ASSIGNMENT ▸
Check each line of the data, and copy those where "icon" appears.

*** EXERCISE MATERIALS

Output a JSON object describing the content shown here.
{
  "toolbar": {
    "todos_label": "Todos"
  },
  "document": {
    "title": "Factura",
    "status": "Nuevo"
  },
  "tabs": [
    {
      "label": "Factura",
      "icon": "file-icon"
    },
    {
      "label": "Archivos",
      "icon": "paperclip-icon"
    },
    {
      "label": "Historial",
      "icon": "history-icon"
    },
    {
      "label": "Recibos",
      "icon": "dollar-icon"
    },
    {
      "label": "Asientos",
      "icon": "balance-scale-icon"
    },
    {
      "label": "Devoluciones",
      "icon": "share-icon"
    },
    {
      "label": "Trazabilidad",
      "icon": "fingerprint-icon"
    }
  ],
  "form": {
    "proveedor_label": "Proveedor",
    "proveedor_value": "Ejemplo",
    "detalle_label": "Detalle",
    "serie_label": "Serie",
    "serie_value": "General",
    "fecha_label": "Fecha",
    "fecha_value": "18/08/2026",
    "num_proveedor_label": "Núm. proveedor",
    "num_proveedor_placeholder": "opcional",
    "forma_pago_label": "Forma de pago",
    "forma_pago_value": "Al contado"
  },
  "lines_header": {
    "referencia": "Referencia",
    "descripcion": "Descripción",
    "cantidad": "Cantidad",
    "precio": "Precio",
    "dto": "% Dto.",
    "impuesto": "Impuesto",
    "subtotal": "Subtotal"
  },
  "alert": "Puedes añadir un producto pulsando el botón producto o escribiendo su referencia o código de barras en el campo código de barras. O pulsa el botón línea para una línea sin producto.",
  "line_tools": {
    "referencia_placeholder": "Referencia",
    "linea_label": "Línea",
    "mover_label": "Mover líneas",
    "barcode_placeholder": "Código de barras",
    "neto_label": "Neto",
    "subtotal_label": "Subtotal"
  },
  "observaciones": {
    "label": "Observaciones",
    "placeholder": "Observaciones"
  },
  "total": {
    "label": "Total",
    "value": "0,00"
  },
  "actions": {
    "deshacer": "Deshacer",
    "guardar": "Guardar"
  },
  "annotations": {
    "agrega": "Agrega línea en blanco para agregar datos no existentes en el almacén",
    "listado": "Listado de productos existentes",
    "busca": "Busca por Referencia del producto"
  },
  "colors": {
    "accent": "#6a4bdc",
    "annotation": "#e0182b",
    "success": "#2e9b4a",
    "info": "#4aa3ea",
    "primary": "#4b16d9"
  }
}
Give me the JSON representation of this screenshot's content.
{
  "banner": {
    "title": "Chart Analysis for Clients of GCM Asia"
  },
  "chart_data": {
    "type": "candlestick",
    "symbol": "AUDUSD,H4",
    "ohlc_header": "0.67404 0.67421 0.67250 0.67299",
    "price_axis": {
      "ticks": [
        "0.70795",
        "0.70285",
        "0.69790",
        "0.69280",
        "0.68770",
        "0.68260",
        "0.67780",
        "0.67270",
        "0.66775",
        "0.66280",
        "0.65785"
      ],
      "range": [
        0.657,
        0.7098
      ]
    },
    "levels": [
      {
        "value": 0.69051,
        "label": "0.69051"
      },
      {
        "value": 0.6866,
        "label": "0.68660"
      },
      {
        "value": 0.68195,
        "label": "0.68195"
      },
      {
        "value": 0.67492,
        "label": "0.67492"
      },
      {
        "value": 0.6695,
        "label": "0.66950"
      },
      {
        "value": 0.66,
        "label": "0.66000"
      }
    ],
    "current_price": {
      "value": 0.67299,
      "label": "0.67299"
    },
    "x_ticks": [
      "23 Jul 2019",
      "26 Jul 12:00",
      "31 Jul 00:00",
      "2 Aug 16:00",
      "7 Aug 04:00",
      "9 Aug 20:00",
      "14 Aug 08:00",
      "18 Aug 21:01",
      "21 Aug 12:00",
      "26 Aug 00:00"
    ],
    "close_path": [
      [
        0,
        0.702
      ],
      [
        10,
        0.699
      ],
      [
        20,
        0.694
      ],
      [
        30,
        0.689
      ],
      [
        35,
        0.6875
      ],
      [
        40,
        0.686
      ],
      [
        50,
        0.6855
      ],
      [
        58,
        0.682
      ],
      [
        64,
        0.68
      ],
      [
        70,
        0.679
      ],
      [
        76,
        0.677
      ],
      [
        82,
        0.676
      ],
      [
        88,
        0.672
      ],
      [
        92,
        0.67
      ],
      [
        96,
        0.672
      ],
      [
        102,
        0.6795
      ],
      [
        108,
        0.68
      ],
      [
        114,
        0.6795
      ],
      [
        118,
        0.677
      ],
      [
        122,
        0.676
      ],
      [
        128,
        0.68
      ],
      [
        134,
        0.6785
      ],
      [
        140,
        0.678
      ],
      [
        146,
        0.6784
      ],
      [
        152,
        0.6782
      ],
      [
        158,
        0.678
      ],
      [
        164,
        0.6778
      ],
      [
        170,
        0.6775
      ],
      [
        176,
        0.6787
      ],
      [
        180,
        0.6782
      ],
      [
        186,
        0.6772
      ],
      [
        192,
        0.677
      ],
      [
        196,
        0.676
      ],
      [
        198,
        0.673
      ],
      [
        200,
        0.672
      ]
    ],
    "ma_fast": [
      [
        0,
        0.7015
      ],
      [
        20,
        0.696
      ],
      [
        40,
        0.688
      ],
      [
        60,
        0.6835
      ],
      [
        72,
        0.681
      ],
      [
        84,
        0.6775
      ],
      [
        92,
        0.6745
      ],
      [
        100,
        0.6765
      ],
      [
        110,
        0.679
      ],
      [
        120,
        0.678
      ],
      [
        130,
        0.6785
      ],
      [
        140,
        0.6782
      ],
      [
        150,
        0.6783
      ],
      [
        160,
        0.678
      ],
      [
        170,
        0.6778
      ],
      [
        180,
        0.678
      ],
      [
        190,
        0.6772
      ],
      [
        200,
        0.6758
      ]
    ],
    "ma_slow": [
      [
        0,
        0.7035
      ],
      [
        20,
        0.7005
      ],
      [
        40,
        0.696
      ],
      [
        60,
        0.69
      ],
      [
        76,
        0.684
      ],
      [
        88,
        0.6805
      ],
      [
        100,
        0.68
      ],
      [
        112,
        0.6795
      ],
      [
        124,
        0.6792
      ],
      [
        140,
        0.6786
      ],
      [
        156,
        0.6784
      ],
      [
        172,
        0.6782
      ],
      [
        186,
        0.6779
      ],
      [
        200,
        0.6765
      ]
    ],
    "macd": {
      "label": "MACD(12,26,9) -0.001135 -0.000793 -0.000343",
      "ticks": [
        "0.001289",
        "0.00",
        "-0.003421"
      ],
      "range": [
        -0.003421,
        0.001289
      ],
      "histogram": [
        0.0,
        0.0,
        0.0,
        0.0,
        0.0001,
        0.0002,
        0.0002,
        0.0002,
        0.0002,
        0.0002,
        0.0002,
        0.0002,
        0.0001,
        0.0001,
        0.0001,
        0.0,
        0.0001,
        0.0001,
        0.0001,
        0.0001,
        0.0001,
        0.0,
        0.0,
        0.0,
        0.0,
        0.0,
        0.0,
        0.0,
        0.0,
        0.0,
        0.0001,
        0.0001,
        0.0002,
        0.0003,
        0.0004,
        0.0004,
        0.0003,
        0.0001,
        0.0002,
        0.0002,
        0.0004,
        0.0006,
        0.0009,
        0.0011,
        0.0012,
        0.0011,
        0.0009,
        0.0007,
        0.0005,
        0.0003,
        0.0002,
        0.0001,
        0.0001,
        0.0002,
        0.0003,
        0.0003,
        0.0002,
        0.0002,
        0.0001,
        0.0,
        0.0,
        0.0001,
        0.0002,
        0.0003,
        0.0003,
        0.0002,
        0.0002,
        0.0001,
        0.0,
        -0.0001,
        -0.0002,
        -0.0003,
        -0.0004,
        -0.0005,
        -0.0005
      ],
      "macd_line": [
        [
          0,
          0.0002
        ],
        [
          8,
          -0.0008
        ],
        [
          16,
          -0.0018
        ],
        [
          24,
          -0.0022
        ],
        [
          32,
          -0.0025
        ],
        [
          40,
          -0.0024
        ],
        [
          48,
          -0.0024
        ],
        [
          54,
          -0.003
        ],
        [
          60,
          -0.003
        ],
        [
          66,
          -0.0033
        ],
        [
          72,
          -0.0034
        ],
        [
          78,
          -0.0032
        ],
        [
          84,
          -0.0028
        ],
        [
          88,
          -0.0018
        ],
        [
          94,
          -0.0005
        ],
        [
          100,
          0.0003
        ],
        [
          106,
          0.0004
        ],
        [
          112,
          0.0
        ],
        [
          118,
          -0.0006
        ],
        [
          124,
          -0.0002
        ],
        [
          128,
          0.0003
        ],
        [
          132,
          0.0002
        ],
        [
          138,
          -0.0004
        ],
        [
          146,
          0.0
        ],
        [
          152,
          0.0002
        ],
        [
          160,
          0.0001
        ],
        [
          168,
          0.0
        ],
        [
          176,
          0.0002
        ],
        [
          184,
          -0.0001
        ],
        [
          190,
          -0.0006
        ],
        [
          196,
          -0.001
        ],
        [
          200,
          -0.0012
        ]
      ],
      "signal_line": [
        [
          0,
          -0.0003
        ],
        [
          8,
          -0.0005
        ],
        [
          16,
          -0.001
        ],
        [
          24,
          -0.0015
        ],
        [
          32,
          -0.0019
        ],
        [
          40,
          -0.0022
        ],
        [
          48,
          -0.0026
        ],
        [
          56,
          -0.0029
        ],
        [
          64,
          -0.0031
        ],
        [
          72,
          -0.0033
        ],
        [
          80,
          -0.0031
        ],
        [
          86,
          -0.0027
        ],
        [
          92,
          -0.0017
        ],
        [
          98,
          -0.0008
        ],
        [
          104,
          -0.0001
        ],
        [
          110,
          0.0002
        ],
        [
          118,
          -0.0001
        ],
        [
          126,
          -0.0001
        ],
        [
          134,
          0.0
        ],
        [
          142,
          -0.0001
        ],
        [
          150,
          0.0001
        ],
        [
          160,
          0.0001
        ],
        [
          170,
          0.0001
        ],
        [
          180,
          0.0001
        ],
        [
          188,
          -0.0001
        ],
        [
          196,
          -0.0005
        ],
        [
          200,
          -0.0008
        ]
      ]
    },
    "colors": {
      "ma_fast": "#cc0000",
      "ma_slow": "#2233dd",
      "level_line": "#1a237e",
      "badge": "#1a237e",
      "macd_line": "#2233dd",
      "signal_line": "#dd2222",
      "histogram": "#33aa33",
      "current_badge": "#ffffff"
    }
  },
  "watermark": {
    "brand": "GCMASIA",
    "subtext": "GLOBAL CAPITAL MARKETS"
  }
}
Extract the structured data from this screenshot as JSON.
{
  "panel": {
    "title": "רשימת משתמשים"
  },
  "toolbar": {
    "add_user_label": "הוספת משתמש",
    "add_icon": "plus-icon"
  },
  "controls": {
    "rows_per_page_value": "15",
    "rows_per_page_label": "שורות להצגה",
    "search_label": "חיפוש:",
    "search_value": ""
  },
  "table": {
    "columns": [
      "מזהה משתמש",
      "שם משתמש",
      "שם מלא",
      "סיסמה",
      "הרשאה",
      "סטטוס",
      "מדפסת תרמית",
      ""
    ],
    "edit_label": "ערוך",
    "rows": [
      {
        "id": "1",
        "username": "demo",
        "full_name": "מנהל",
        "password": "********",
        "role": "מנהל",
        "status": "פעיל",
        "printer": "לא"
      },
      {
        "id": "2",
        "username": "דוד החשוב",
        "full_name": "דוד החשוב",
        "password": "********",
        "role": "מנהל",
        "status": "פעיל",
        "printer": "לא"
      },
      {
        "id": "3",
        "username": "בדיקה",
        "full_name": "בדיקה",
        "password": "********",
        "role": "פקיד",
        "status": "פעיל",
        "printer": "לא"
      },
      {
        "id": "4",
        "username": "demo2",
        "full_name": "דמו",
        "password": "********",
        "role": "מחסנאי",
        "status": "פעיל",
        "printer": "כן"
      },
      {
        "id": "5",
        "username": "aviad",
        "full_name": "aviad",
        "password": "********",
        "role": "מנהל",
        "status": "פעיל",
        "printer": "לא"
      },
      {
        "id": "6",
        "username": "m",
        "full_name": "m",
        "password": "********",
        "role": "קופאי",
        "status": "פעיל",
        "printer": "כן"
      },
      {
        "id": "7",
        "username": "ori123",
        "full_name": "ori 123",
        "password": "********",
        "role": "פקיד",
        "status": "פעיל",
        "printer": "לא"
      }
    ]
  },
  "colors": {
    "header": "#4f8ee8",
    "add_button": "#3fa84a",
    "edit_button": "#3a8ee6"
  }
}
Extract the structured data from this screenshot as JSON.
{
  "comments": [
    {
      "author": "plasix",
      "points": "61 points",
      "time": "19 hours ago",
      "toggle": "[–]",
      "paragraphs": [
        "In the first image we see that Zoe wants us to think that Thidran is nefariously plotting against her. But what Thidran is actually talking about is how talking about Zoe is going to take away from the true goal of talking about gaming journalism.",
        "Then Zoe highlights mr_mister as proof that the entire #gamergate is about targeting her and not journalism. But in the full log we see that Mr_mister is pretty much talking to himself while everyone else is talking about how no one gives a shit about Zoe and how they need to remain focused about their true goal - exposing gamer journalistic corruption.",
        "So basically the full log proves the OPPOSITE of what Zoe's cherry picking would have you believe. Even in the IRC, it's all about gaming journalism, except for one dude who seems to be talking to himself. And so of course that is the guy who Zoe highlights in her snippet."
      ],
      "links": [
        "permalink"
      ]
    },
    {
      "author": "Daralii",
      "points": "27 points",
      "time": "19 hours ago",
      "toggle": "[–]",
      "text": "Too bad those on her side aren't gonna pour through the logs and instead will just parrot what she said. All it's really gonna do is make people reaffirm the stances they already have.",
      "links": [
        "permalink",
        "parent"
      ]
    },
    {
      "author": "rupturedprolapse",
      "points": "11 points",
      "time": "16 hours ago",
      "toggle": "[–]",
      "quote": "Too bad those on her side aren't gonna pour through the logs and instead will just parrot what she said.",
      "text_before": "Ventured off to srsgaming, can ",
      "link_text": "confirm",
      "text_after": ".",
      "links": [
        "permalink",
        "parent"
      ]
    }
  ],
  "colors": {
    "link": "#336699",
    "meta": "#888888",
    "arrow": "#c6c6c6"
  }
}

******

REPLY ▸
      "icon": "file-icon"
      "icon": "paperclip-icon"
      "icon": "history-icon"
      "icon": "dollar-icon"
      "icon": "balance-scale-icon"
      "icon": "share-icon"
      "icon": "fingerprint-icon"
    "add_icon": "plus-icon"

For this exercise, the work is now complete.